[Dataset rows describing interfaces]
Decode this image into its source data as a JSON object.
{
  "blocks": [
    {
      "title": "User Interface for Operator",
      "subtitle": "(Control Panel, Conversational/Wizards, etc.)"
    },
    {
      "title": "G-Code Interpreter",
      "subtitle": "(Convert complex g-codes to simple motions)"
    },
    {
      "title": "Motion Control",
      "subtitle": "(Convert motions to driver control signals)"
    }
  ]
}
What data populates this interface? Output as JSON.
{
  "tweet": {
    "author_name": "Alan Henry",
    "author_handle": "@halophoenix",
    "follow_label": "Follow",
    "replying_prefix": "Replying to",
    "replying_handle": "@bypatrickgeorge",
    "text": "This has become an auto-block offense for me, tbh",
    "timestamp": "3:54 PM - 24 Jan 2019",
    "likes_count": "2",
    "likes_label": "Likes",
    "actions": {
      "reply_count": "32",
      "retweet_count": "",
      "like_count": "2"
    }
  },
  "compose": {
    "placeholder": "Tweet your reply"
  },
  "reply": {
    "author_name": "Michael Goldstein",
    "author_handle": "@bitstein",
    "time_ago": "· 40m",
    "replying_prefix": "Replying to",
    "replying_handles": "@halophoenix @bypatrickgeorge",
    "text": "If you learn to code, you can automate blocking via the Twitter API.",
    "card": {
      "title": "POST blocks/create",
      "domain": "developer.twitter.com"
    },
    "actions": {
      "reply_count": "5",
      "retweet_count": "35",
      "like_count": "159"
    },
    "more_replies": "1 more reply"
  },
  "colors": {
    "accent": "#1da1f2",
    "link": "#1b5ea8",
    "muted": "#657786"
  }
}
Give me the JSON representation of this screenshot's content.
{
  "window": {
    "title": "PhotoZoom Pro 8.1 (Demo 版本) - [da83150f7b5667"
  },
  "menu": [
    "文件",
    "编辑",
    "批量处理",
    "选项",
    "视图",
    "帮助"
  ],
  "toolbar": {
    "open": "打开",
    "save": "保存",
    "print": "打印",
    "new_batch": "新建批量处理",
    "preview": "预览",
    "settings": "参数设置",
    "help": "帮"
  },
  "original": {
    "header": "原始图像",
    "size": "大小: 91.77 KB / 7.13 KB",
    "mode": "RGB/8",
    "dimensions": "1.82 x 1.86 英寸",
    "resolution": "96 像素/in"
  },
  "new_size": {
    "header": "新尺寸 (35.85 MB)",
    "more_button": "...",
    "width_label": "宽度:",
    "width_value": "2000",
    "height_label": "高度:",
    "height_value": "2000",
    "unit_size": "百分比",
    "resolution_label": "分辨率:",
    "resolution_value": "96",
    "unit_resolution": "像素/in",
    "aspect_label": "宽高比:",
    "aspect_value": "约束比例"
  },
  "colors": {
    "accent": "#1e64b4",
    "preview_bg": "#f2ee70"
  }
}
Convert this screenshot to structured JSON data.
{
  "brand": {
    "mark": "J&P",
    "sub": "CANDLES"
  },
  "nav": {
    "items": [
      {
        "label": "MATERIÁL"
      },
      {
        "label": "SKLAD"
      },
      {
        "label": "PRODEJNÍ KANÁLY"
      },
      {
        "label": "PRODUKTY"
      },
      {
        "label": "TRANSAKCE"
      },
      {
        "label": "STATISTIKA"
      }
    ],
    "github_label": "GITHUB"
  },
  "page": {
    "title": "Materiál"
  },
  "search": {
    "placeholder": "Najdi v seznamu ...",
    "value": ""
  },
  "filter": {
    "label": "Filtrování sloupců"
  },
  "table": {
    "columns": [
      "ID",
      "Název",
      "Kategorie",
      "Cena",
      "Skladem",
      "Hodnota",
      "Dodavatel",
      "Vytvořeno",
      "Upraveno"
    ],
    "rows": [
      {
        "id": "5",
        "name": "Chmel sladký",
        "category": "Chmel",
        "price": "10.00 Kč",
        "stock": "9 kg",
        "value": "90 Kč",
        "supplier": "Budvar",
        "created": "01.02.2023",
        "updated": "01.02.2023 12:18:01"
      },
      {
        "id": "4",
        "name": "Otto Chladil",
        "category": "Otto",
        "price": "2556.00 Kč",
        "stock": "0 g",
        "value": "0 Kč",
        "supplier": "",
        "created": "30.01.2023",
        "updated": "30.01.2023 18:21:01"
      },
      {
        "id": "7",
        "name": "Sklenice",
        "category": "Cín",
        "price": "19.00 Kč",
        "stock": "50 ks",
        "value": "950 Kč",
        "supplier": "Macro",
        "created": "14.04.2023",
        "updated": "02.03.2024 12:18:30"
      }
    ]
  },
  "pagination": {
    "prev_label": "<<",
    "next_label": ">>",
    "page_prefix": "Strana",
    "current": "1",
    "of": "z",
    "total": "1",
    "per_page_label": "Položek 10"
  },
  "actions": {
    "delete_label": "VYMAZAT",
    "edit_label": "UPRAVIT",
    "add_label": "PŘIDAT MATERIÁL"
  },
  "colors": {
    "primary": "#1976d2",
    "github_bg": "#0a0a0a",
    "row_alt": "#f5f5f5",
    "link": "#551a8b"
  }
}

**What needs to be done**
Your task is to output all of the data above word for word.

**Completed exercise**
Decode this image into its source data as a JSON object.
{
  "blocks": [
    {
      "title": "User Interface for Operator",
      "subtitle": "(Control Panel, Conversational/Wizards, etc.)"
    },
    {
      "title": "G-Code Interpreter",
      "subtitle": "(Convert complex g-codes to simple motions)"
    },
    {
      "title": "Motion Control",
      "subtitle": "(Convert motions to driver control signals)"
    }
  ]
}
What data populates this interface? Output as JSON.
{
  "tweet": {
    "author_name": "Alan Henry",
    "author_handle": "@halophoenix",
    "follow_label": "Follow",
    "replying_prefix": "Replying to",
    "replying_handle": "@bypatrickgeorge",
    "text": "This has become an auto-block offense for me, tbh",
    "timestamp": "3:54 PM - 24 Jan 2019",
    "likes_count": "2",
    "likes_label": "Likes",
    "actions": {
      "reply_count": "32",
      "retweet_count": "",
      "like_count": "2"
    }
  },
  "compose": {
    "placeholder": "Tweet your reply"
  },
  "reply": {
    "author_name": "Michael Goldstein",
    "author_handle": "@bitstein",
    "time_ago": "· 40m",
    "replying_prefix": "Replying to",
    "replying_handles": "@halophoenix @bypatrickgeorge",
    "text": "If you learn to code, you can automate blocking via the Twitter API.",
    "card": {
      "title": "POST blocks/create",
      "domain": "developer.twitter.com"
    },
    "actions": {
      "reply_count": "5",
      "retweet_count": "35",
      "like_count": "159"
    },
    "more_replies": "1 more reply"
  },
  "colors": {
    "accent": "#1da1f2",
    "link": "#1b5ea8",
    "muted": "#657786"
  }
}
Give me the JSON representation of this screenshot's content.
{
  "window": {
    "title": "PhotoZoom Pro 8.1 (Demo 版本) - [da83150f7b5667"
  },
  "menu": [
    "文件",
    "编辑",
    "批量处理",
    "选项",
    "视图",
    "帮助"
  ],
  "toolbar": {
    "open": "打开",
    "save": "保存",
    "print": "打印",
    "new_batch": "新建批量处理",
    "preview": "预览",
    "settings": "参数设置",
    "help": "帮"
  },
  "original": {
    "header": "原始图像",
    "size": "大小: 91.77 KB / 7.13 KB",
    "mode": "RGB/8",
    "dimensions": "1.82 x 1.86 英寸",
    "resolution": "96 像素/in"
  },
  "new_size": {
    "header": "新尺寸 (35.85 MB)",
    "more_button": "...",
    "width_label": "宽度:",
    "width_value": "2000",
    "height_label": "高度:",
    "height_value": "2000",
    "unit_size": "百分比",
    "resolution_label": "分辨率:",
    "resolution_value": "96",
    "unit_resolution": "像素/in",
    "aspect_label": "宽高比:",
    "aspect_value": "约束比例"
  },
  "colors": {
    "accent": "#1e64b4",
    "preview_bg": "#f2ee70"
  }
}
Convert this screenshot to structured JSON data.
{
  "brand": {
    "mark": "J&P",
    "sub": "CANDLES"
  },
  "nav": {
    "items": [
      {
        "label": "MATERIÁL"
      },
      {
        "label": "SKLAD"
      },
      {
        "label": "PRODEJNÍ KANÁLY"
      },
      {
        "label": "PRODUKTY"
      },
      {
        "label": "TRANSAKCE"
      },
      {
        "label": "STATISTIKA"
      }
    ],
    "github_label": "GITHUB"
  },
  "page": {
    "title": "Materiál"
  },
  "search": {
    "placeholder": "Najdi v seznamu ...",
    "value": ""
  },
  "filter": {
    "label": "Filtrování sloupců"
  },
  "table": {
    "columns": [
      "ID",
      "Název",
      "Kategorie",
      "Cena",
      "Skladem",
      "Hodnota",
      "Dodavatel",
      "Vytvořeno",
      "Upraveno"
    ],
    "rows": [
      {
        "id": "5",
        "name": "Chmel sladký",
        "category": "Chmel",
        "price": "10.00 Kč",
        "stock": "9 kg",
        "value": "90 Kč",
        "supplier": "Budvar",
        "created": "01.02.2023",
        "updated": "01.02.2023 12:18:01"
      },
      {
        "id": "4",
        "name": "Otto Chladil",
        "category": "Otto",
        "price": "2556.00 Kč",
        "stock": "0 g",
        "value": "0 Kč",
        "supplier": "",
        "created": "30.01.2023",
        "updated": "30.01.2023 18:21:01"
      },
      {
        "id": "7",
        "name": "Sklenice",
        "category": "Cín",
        "price": "19.00 Kč",
        "stock": "50 ks",
        "value": "950 Kč",
        "supplier": "Macro",
        "created": "14.04.2023",
        "updated": "02.03.2024 12:18:30"
      }
    ]
  },
  "pagination": {
    "prev_label": "<<",
    "next_label": ">>",
    "page_prefix": "Strana",
    "current": "1",
    "of": "z",
    "total": "1",
    "per_page_label": "Položek 10"
  },
  "actions": {
    "delete_label": "VYMAZAT",
    "edit_label": "UPRAVIT",
    "add_label": "PŘIDAT MATERIÁL"
  },
  "colors": {
    "primary": "#1976d2",
    "github_bg": "#0a0a0a",
    "row_alt": "#f5f5f5",
    "link": "#551a8b"
  }
}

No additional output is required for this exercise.